IT WOULD be narrow to understand the passing away of Gangubai Hangal, on July 21, as merely the end of a 96-year-old musician. We would be hurting ourselves if we failed to see it simultaneously as the shutting down of a musical university which thrived for some 75 years. With her ‘gurubhai’ Pt Bhimsen Joshi too in uneven health recently, we are close to the swansong of that musical Camelot of our times known as the Kirana gharana.
Ustad Abdul Karim Khan with his mastery of the nishad, his shimmering daughters Hirabai Barodekar and Roshanara Begum, his master shagirds like Pandit Rambhau Kundgolkar (otherwise known as Sawai Gandharva) and Amir Khan have all left behind an awesome repertoire, which has to be seen as a ‘national treasure’ in its own right.
Gangubai was among the last keepers of that vast musical archive and who, through a career of seven decades, did not budge from the core values of her lineage, staying faithful to the deep classicism of the gharana without straying into lighter fare likebhajans or abhangs or thumris.
Yet one gets goosebumps when thinking that right in front of our eyes, over the six decades of our existence as an independent nation, we have done pretty little to ensure that this heritage and archive not only survived, but also actively constructed a subsequent generation of music-makers. It is astounding that the idea of incremental or cumulative increase seems to be absent in our approach towards sustaining the best of our artistic riches.
Similar troubling thoughts arose when another south Indian nonagenarian female vocalist, the legendary Carnatic singer DK Pattammal, passed away in Chennai last week. That was another university declaring closure. The best flowers of the 20th century renaissance in Indian classical music, both Hindustani and Carnatic, are now faded and it is going to be nigh impossible to till that soil again in a hurry.
Born in Hangal, in that magical area of Dharwad in Karnataka which has spawned some of the most important Hindustani classical musicians of the last century, Gangubai’s mother Ambabai and grandmother Kamalabai were from the devadasitradition and were reputed Carnatic musicians.
Gangubai’s early fascination with natya sangeet, heard on roadside radio relays, persuaded her family to initiate her into Hindustani classical music. After early training with local Hubli teachers like H Krishnacharya and Dattupant Desai, she was apprenticed with the exacting teacher Sawai Gandharva in nearby Kundgol. The propitious move was initiated by a chance meeting with the the Kirana gharana founder, Ustad Abdul Karim Khan, who identified in the girl the makings of a musical genius. This resulted in long and sustained training for little Gangubai, who travellled the 30km between Hubli and Kundgol by train for 13 years before she was permitted to come out on stage.

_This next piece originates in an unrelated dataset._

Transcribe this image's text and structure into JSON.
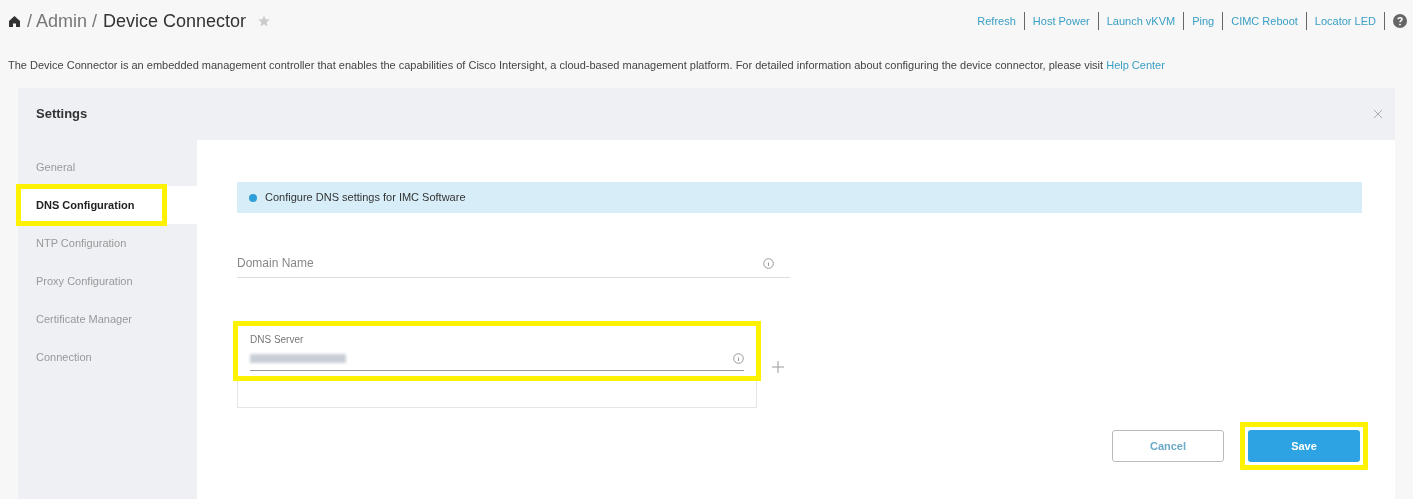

In her autobiography Nanna Badukina Haadu, translated into English as The Song Of My Life, Gangubai gives insights into the prevailing social atmosphere when she was learning her art. She talks about the lack of support outside her family, how even roadside urchins would throw cow dung at her or abuse her as ‘gaane wali’, and how neighbours would bang metal pots and create a din to disturb her riyaaz.

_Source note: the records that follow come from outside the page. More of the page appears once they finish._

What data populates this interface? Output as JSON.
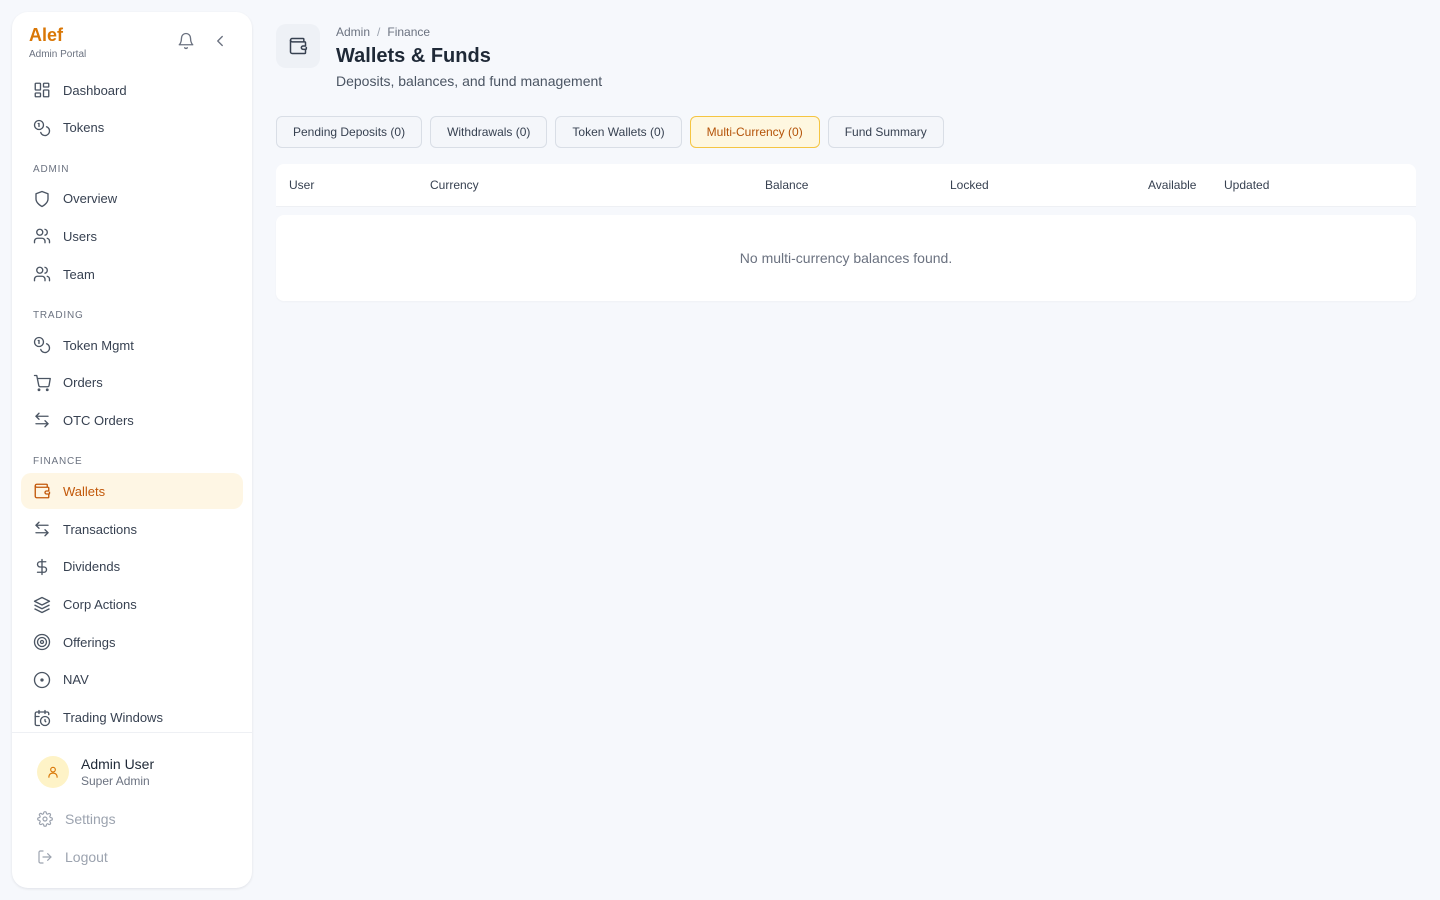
{
  "brand": {
    "name": "Alef",
    "subtitle": "Admin Portal"
  },
  "top_icons": {
    "notifications": "bell-icon",
    "collapse": "chevron-left-icon"
  },
  "nav": {
    "main": [
      {
        "label": "Dashboard",
        "icon": "dashboard-icon"
      },
      {
        "label": "Tokens",
        "icon": "coins-icon"
      }
    ],
    "sections": [
      {
        "label": "ADMIN",
        "items": [
          {
            "label": "Overview",
            "icon": "shield-icon"
          },
          {
            "label": "Users",
            "icon": "users-icon"
          },
          {
            "label": "Team",
            "icon": "team-icon"
          }
        ]
      },
      {
        "label": "TRADING",
        "items": [
          {
            "label": "Token Mgmt",
            "icon": "coins-icon"
          },
          {
            "label": "Orders",
            "icon": "cart-icon"
          },
          {
            "label": "OTC Orders",
            "icon": "arrows-icon"
          }
        ]
      },
      {
        "label": "FINANCE",
        "items": [
          {
            "label": "Wallets",
            "icon": "wallet-icon",
            "active": true
          },
          {
            "label": "Transactions",
            "icon": "arrows-icon"
          },
          {
            "label": "Dividends",
            "icon": "dollar-icon"
          },
          {
            "label": "Corp Actions",
            "icon": "layers-icon"
          },
          {
            "label": "Offerings",
            "icon": "target-icon"
          },
          {
            "label": "NAV",
            "icon": "circle-dot-icon"
          },
          {
            "label": "Trading Windows",
            "icon": "calendar-clock-icon"
          }
        ]
      }
    ]
  },
  "user": {
    "name": "Admin User",
    "role": "Super Admin"
  },
  "footer": {
    "settings": "Settings",
    "logout": "Logout"
  },
  "header": {
    "breadcrumb": [
      "Admin",
      "Finance"
    ],
    "title": "Wallets & Funds",
    "subtitle": "Deposits, balances, and fund management"
  },
  "tabs": [
    {
      "label": "Pending Deposits (0)"
    },
    {
      "label": "Withdrawals (0)"
    },
    {
      "label": "Token Wallets (0)"
    },
    {
      "label": "Multi-Currency (0)",
      "active": true
    },
    {
      "label": "Fund Summary"
    }
  ],
  "table": {
    "columns": [
      "User",
      "Currency",
      "Balance",
      "Locked",
      "Available",
      "Updated"
    ],
    "empty_message": "No multi-currency balances found."
  },
  "colors": {
    "accent": "#d97706",
    "active_bg": "#fef6e4",
    "background": "#f6f8fc"
  }
}
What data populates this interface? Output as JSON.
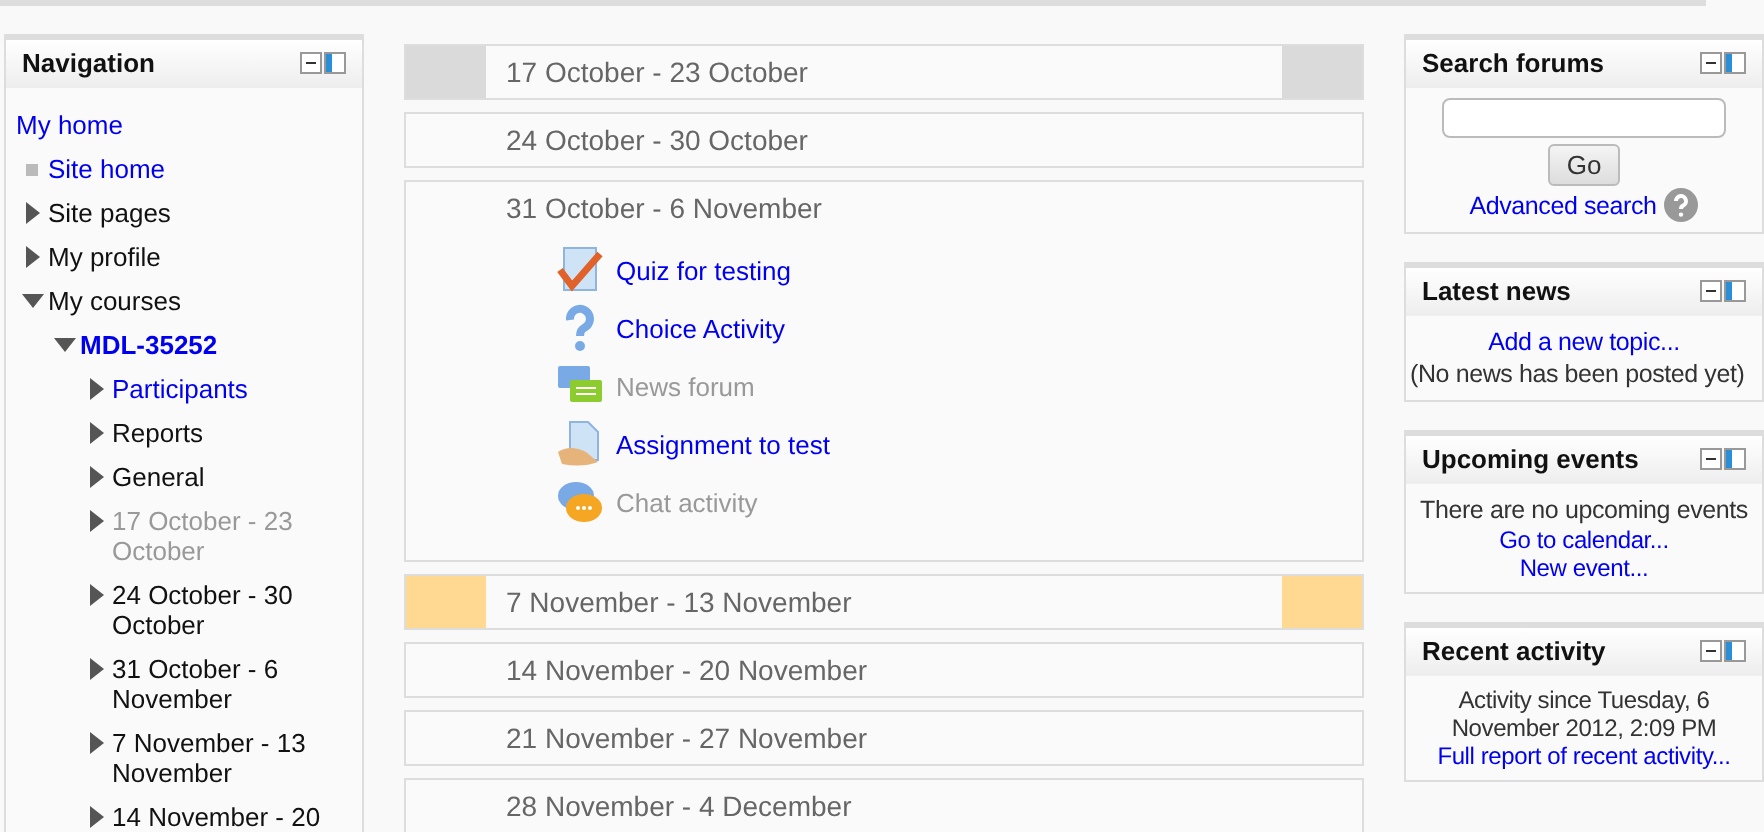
{
  "navigation": {
    "title": "Navigation",
    "home": "My home",
    "items": [
      {
        "label": "Site home",
        "kind": "link"
      },
      {
        "label": "Site pages",
        "kind": "text",
        "expanded": false
      },
      {
        "label": "My profile",
        "kind": "text",
        "expanded": false
      },
      {
        "label": "My courses",
        "kind": "text",
        "expanded": true,
        "children": [
          {
            "label": "MDL-35252",
            "kind": "course",
            "expanded": true,
            "children": [
              {
                "label": "Participants",
                "kind": "link",
                "expanded": false
              },
              {
                "label": "Reports",
                "kind": "text",
                "expanded": false
              },
              {
                "label": "General",
                "kind": "text",
                "expanded": false
              },
              {
                "label": "17 October - 23 October",
                "kind": "dimmed",
                "expanded": false
              },
              {
                "label": "24 October - 30 October",
                "kind": "text",
                "expanded": false
              },
              {
                "label": "31 October - 6 November",
                "kind": "text",
                "expanded": false
              },
              {
                "label": "7 November - 13 November",
                "kind": "text",
                "expanded": false
              },
              {
                "label": "14 November - 20",
                "kind": "text",
                "expanded": false
              }
            ]
          }
        ]
      }
    ]
  },
  "sections": [
    {
      "title": "17 October - 23 October",
      "hidden": true,
      "current": false
    },
    {
      "title": "24 October - 30 October",
      "hidden": false,
      "current": false
    },
    {
      "title": "31 October - 6 November",
      "hidden": false,
      "current": false,
      "activities": [
        {
          "label": "Quiz for testing",
          "kind": "quiz",
          "dimmed": false
        },
        {
          "label": "Choice Activity",
          "kind": "choice",
          "dimmed": false
        },
        {
          "label": "News forum",
          "kind": "forum",
          "dimmed": true
        },
        {
          "label": "Assignment to test",
          "kind": "assign",
          "dimmed": false
        },
        {
          "label": "Chat activity",
          "kind": "chat",
          "dimmed": true
        }
      ]
    },
    {
      "title": "7 November - 13 November",
      "hidden": false,
      "current": true
    },
    {
      "title": "14 November - 20 November",
      "hidden": false,
      "current": false
    },
    {
      "title": "21 November - 27 November",
      "hidden": false,
      "current": false
    },
    {
      "title": "28 November - 4 December",
      "hidden": false,
      "current": false
    }
  ],
  "blocks": [
    {
      "kind": "search",
      "title": "Search forums",
      "button": "Go",
      "link": "Advanced search"
    },
    {
      "kind": "news",
      "title": "Latest news",
      "link": "Add a new topic...",
      "note": "(No news has been posted yet)"
    },
    {
      "kind": "events",
      "title": "Upcoming events",
      "note": "There are no upcoming events",
      "links": [
        "Go to calendar...",
        "New event..."
      ]
    },
    {
      "kind": "recent",
      "title": "Recent activity",
      "note": "Activity since Tuesday, 6 November 2012, 2:09 PM",
      "link": "Full report of recent activity..."
    }
  ]
}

Gangubai is known best for her rendition of ragas like Bhairavi, Asavari Todi, Bhimpalas, Poorya Dhanashri, Marwa, Kedar and Chandrakauns. Later female classicists like Kishori Amonkar, Prabha Atre or even Lata Mangeshkar were to revere her contributions, which in fact converted the act of listening itself into an art.